Interesting article in the latest Economist about bears and their usefulness to the market. It first describes the asymmetrical outcomes the poor unloved bears usually face:
Nobody loves a party-pooper. When asset prices are going up, most people are inclined to celebrate. The bears who argue that asset prices are about to fall tend to get dismissed as out of touch (dotcom skeptics supposedly “just didn’t get it”) or are likened to stopped clocks: occasionally right, but mostly wrong. If they dare to make money out of their beliefs by selling short (betting on falling prices) when a crisis hits, bears are decried as economic vandals and politicians call for their activities to be banned.
It then tells us about how useful bears are and how they should be nurtured instead of ridiculed during good times and despised during bad times:

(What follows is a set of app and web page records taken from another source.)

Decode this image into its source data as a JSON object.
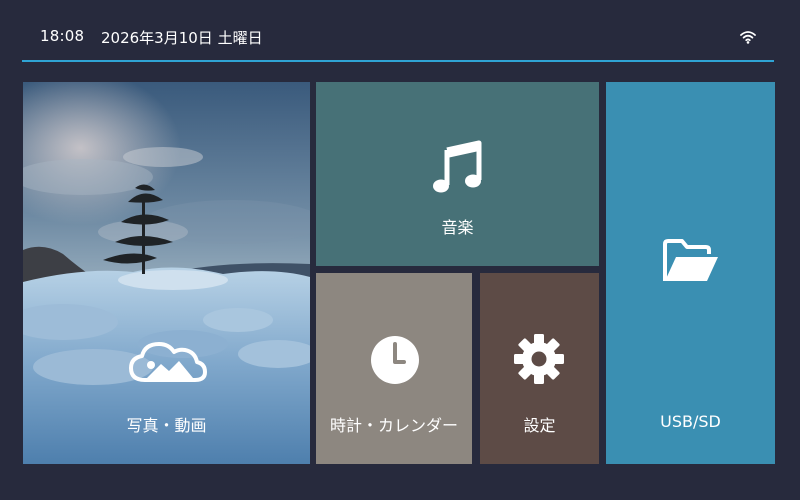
{
  "status_bar": {
    "time": "18:08",
    "date": "2026年3月10日 土曜日",
    "wifi_icon": "wifi-icon"
  },
  "colors": {
    "background": "#272a3d",
    "accent_line": "#2fa3d4",
    "music_tile": "#477177",
    "clock_tile": "#8d8780",
    "settings_tile": "#5d4b46",
    "usb_tile": "#3a8fb2"
  },
  "tiles": {
    "photos": {
      "label": "写真・動画",
      "icon": "cloud-image-icon"
    },
    "music": {
      "label": "音楽",
      "icon": "music-note-icon"
    },
    "clock": {
      "label": "時計・カレンダー",
      "icon": "clock-icon"
    },
    "settings": {
      "label": "設定",
      "icon": "gear-icon"
    },
    "usb": {
      "label": "USB/SD",
      "icon": "folder-open-icon"
    }
  }
}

Legend has it that Roman generals, when making their triumphal marches, were followed by a slave whispering “Remember, you are mortal.” The bears play that role for investors. Their arguments should be countered with reason, not ridicule. And the right to sell short should not be restricted arbitrarily. If regulators want to prevent future bubbles, they need to let the bears roam as freely as possible.
Besides being slightly condescending (bears are there to remind bulls that they're not gods!?), there's a problem with this line of reasoning. Indeed, some people might argue that undercapitalized bears (and most bears are undercapitalized after an extended bull market) prolong bubbles by selling too early and buying too late, providing the short-covering fuel for yet another lunge higher. As everybody knows, it's only when the last bear turns bullish that the bubble finally bursts.